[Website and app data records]
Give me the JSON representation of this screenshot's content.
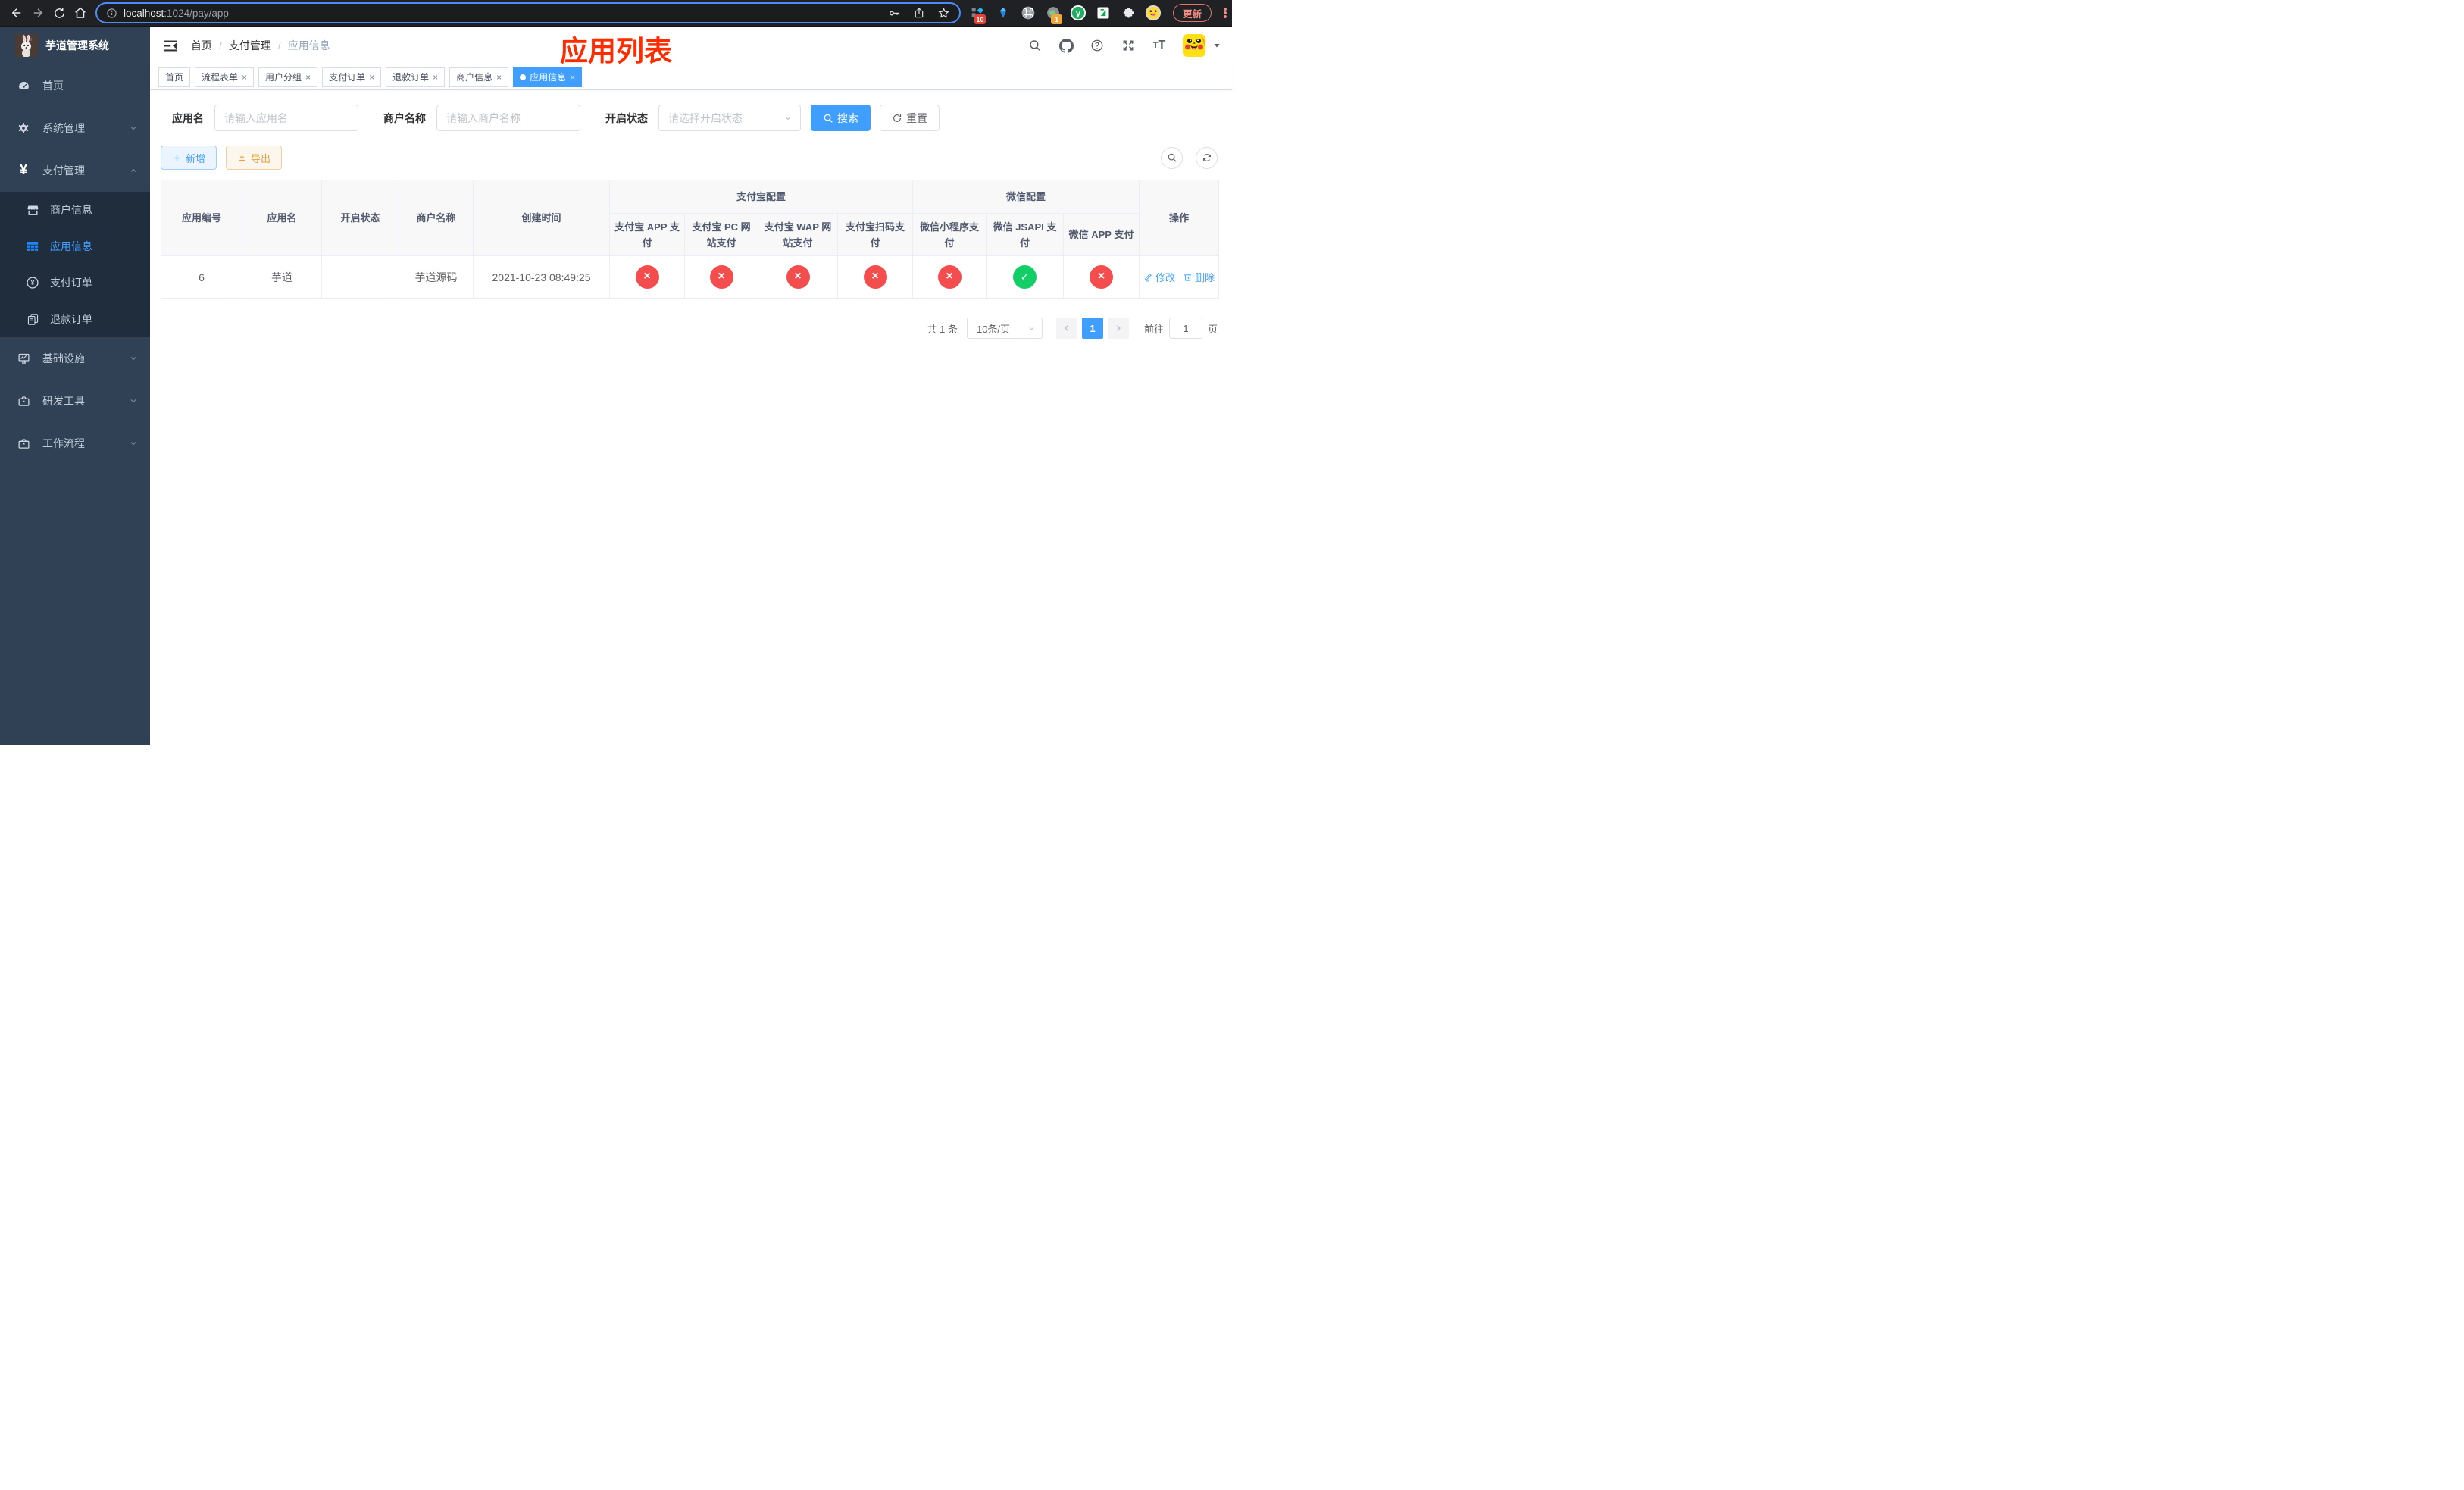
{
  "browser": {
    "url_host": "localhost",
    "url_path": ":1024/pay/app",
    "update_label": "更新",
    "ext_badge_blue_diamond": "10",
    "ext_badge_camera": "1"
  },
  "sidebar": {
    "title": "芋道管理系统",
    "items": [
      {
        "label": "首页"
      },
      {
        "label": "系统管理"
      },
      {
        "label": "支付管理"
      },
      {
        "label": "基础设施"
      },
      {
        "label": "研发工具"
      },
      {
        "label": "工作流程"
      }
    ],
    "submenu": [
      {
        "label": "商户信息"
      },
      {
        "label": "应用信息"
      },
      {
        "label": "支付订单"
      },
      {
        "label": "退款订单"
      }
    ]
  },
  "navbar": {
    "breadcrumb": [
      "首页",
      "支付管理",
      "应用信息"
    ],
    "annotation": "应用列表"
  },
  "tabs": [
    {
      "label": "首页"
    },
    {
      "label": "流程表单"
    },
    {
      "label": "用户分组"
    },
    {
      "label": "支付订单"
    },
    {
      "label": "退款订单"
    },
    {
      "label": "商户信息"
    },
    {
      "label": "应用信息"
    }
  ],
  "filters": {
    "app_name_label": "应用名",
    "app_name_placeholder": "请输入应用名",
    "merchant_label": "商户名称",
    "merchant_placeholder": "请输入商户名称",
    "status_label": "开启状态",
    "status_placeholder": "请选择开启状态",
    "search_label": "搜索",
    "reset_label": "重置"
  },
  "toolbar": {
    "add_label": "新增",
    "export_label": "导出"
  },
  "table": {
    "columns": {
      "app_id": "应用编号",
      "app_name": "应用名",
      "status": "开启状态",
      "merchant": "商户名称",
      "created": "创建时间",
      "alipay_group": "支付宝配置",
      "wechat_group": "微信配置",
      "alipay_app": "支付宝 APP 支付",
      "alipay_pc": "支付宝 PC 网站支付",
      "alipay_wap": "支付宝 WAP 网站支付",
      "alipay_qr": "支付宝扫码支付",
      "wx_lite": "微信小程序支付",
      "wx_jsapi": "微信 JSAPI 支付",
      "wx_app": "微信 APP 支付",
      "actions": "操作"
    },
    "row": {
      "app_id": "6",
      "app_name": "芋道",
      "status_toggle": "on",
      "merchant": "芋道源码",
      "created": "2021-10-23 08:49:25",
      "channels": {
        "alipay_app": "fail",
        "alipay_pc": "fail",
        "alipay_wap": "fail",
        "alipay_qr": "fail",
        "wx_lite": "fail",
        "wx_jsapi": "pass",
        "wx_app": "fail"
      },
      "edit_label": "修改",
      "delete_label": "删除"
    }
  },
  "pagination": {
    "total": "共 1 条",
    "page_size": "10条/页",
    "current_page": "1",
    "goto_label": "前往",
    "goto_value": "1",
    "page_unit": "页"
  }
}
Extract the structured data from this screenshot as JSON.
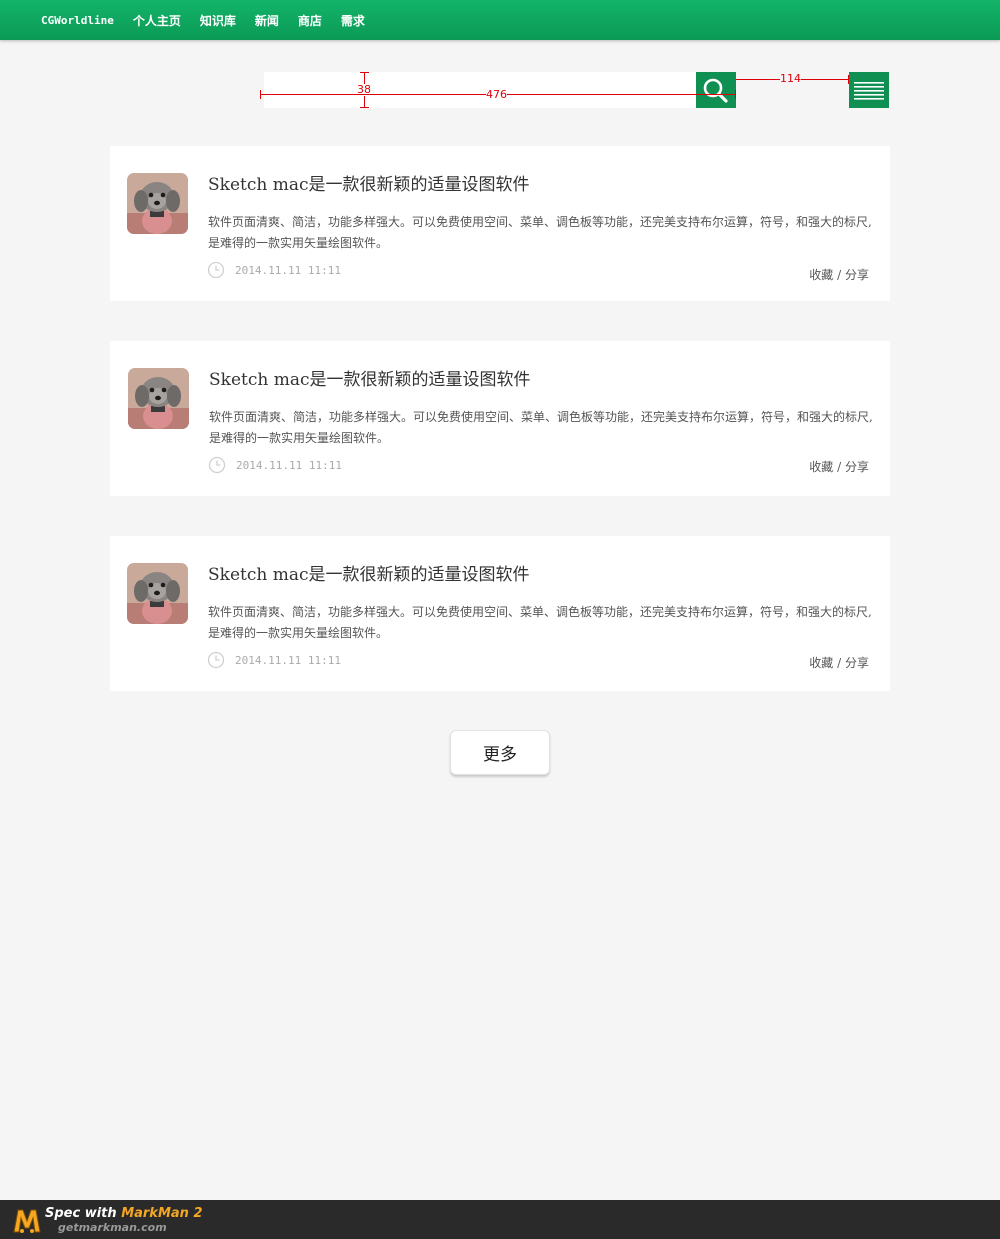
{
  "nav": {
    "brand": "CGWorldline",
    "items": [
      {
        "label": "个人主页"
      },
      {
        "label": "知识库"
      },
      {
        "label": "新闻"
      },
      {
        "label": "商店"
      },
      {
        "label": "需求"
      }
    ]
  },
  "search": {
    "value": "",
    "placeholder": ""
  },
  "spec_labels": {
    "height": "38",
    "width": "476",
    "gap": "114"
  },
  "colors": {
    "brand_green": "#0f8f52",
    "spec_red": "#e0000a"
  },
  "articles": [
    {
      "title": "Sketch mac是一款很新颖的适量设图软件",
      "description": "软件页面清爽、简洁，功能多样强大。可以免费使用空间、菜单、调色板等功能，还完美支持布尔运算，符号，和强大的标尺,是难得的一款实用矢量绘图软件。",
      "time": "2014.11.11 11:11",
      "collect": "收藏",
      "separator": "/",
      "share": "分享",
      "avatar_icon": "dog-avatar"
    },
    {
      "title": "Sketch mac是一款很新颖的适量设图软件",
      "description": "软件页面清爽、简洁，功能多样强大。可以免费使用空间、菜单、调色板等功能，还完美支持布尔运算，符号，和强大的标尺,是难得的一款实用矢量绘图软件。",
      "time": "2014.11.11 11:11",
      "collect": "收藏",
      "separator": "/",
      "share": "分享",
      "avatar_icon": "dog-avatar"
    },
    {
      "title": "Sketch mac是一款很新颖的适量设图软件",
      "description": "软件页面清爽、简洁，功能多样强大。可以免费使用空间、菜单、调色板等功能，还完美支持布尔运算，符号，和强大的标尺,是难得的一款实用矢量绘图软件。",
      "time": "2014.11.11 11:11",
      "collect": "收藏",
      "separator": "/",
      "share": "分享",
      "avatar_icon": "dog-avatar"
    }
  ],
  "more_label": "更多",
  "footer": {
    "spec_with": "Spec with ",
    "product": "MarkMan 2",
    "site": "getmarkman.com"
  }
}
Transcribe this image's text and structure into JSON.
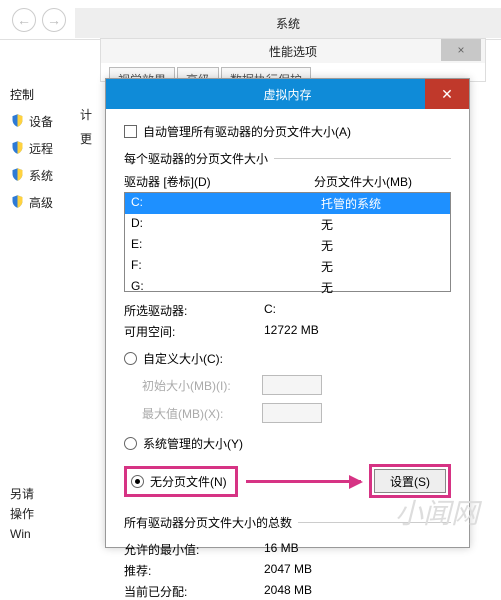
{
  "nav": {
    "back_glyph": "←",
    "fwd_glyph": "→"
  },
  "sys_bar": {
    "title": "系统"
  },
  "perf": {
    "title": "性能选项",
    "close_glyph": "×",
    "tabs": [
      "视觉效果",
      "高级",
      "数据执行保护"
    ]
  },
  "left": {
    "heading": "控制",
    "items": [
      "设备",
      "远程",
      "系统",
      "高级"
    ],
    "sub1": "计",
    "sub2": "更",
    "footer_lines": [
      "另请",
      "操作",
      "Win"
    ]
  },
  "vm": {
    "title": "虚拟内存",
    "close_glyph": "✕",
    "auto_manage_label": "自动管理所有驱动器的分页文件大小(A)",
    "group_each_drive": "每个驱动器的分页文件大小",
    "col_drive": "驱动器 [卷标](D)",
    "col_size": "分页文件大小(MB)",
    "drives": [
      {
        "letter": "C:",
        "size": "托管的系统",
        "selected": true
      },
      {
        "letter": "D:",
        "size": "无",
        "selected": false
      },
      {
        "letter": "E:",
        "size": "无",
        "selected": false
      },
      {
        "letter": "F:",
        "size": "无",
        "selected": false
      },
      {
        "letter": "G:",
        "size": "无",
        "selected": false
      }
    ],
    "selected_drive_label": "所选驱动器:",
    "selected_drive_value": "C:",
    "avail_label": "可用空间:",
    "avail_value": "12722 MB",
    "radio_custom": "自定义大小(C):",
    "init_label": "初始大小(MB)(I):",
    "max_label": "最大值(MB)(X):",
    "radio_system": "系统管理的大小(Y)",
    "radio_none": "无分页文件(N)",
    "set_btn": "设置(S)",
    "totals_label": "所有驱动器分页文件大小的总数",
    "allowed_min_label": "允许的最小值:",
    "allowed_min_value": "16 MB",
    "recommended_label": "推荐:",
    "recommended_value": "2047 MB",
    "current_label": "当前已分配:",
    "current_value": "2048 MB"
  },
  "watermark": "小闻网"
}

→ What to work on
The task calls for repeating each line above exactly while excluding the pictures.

→ Expected output
Give me the JSON representation of this screenshot's content.
{
  "browser": {
    "url_host": "localhost",
    "url_path": ":1024/pay/app",
    "update_label": "更新",
    "ext_badge_blue_diamond": "10",
    "ext_badge_camera": "1"
  },
  "sidebar": {
    "title": "芋道管理系统",
    "items": [
      {
        "label": "首页"
      },
      {
        "label": "系统管理"
      },
      {
        "label": "支付管理"
      },
      {
        "label": "基础设施"
      },
      {
        "label": "研发工具"
      },
      {
        "label": "工作流程"
      }
    ],
    "submenu": [
      {
        "label": "商户信息"
      },
      {
        "label": "应用信息"
      },
      {
        "label": "支付订单"
      },
      {
        "label": "退款订单"
      }
    ]
  },
  "navbar": {
    "breadcrumb": [
      "首页",
      "支付管理",
      "应用信息"
    ],
    "annotation": "应用列表"
  },
  "tabs": [
    {
      "label": "首页"
    },
    {
      "label": "流程表单"
    },
    {
      "label": "用户分组"
    },
    {
      "label": "支付订单"
    },
    {
      "label": "退款订单"
    },
    {
      "label": "商户信息"
    },
    {
      "label": "应用信息"
    }
  ],
  "filters": {
    "app_name_label": "应用名",
    "app_name_placeholder": "请输入应用名",
    "merchant_label": "商户名称",
    "merchant_placeholder": "请输入商户名称",
    "status_label": "开启状态",
    "status_placeholder": "请选择开启状态",
    "search_label": "搜索",
    "reset_label": "重置"
  },
  "toolbar": {
    "add_label": "新增",
    "export_label": "导出"
  },
  "table": {
    "columns": {
      "app_id": "应用编号",
      "app_name": "应用名",
      "status": "开启状态",
      "merchant": "商户名称",
      "created": "创建时间",
      "alipay_group": "支付宝配置",
      "wechat_group": "微信配置",
      "alipay_app": "支付宝 APP 支付",
      "alipay_pc": "支付宝 PC 网站支付",
      "alipay_wap": "支付宝 WAP 网站支付",
      "alipay_qr": "支付宝扫码支付",
      "wx_lite": "微信小程序支付",
      "wx_jsapi": "微信 JSAPI 支付",
      "wx_app": "微信 APP 支付",
      "actions": "操作"
    },
    "row": {
      "app_id": "6",
      "app_name": "芋道",
      "status_toggle": "on",
      "merchant": "芋道源码",
      "created": "2021-10-23 08:49:25",
      "channels": {
        "alipay_app": "fail",
        "alipay_pc": "fail",
        "alipay_wap": "fail",
        "alipay_qr": "fail",
        "wx_lite": "fail",
        "wx_jsapi": "pass",
        "wx_app": "fail"
      },
      "edit_label": "修改",
      "delete_label": "删除"
    }
  },
  "pagination": {
    "total": "共 1 条",
    "page_size": "10条/页",
    "current_page": "1",
    "goto_label": "前往",
    "goto_value": "1",
    "page_unit": "页"
  }
}
Extract the structured data from this screenshot as JSON.
{
  "nav": {
    "brand": "CGWorldline",
    "items": [
      {
        "label": "个人主页"
      },
      {
        "label": "知识库"
      },
      {
        "label": "新闻"
      },
      {
        "label": "商店"
      },
      {
        "label": "需求"
      }
    ]
  },
  "search": {
    "value": "",
    "placeholder": ""
  },
  "spec_labels": {
    "height": "38",
    "width": "476",
    "gap": "114"
  },
  "colors": {
    "brand_green": "#0f8f52",
    "spec_red": "#e0000a"
  },
  "articles": [
    {
      "title": "Sketch mac是一款很新颖的适量设图软件",
      "description": "软件页面清爽、简洁，功能多样强大。可以免费使用空间、菜单、调色板等功能，还完美支持布尔运算，符号，和强大的标尺,是难得的一款实用矢量绘图软件。",
      "time": "2014.11.11 11:11",
      "collect": "收藏",
      "separator": "/",
      "share": "分享",
      "avatar_icon": "dog-avatar"
    },
    {
      "title": "Sketch mac是一款很新颖的适量设图软件",
      "description": "软件页面清爽、简洁，功能多样强大。可以免费使用空间、菜单、调色板等功能，还完美支持布尔运算，符号，和强大的标尺,是难得的一款实用矢量绘图软件。",
      "time": "2014.11.11 11:11",
      "collect": "收藏",
      "separator": "/",
      "share": "分享",
      "avatar_icon": "dog-avatar"
    },
    {
      "title": "Sketch mac是一款很新颖的适量设图软件",
      "description": "软件页面清爽、简洁，功能多样强大。可以免费使用空间、菜单、调色板等功能，还完美支持布尔运算，符号，和强大的标尺,是难得的一款实用矢量绘图软件。",
      "time": "2014.11.11 11:11",
      "collect": "收藏",
      "separator": "/",
      "share": "分享",
      "avatar_icon": "dog-avatar"
    }
  ],
  "more_label": "更多",
  "footer": {
    "spec_with": "Spec with ",
    "product": "MarkMan 2",
    "site": "getmarkman.com"
  }
}
Transcribe this image's text and structure into JSON.
{
  "nav": {
    "back_glyph": "←",
    "fwd_glyph": "→"
  },
  "sys_bar": {
    "title": "系统"
  },
  "perf": {
    "title": "性能选项",
    "close_glyph": "×",
    "tabs": [
      "视觉效果",
      "高级",
      "数据执行保护"
    ]
  },
  "left": {
    "heading": "控制",
    "items": [
      "设备",
      "远程",
      "系统",
      "高级"
    ],
    "sub1": "计",
    "sub2": "更",
    "footer_lines": [
      "另请",
      "操作",
      "Win"
    ]
  },
  "vm": {
    "title": "虚拟内存",
    "close_glyph": "✕",
    "auto_manage_label": "自动管理所有驱动器的分页文件大小(A)",
    "group_each_drive": "每个驱动器的分页文件大小",
    "col_drive": "驱动器 [卷标](D)",
    "col_size": "分页文件大小(MB)",
    "drives": [
      {
        "letter": "C:",
        "size": "托管的系统",
        "selected": true
      },
      {
        "letter": "D:",
        "size": "无",
        "selected": false
      },
      {
        "letter": "E:",
        "size": "无",
        "selected": false
      },
      {
        "letter": "F:",
        "size": "无",
        "selected": false
      },
      {
        "letter": "G:",
        "size": "无",
        "selected": false
      }
    ],
    "selected_drive_label": "所选驱动器:",
    "selected_drive_value": "C:",
    "avail_label": "可用空间:",
    "avail_value": "12722 MB",
    "radio_custom": "自定义大小(C):",
    "init_label": "初始大小(MB)(I):",
    "max_label": "最大值(MB)(X):",
    "radio_system": "系统管理的大小(Y)",
    "radio_none": "无分页文件(N)",
    "set_btn": "设置(S)",
    "totals_label": "所有驱动器分页文件大小的总数",
    "allowed_min_label": "允许的最小值:",
    "allowed_min_value": "16 MB",
    "recommended_label": "推荐:",
    "recommended_value": "2047 MB",
    "current_label": "当前已分配:",
    "current_value": "2048 MB"
  },
  "watermark": "小闻网"
}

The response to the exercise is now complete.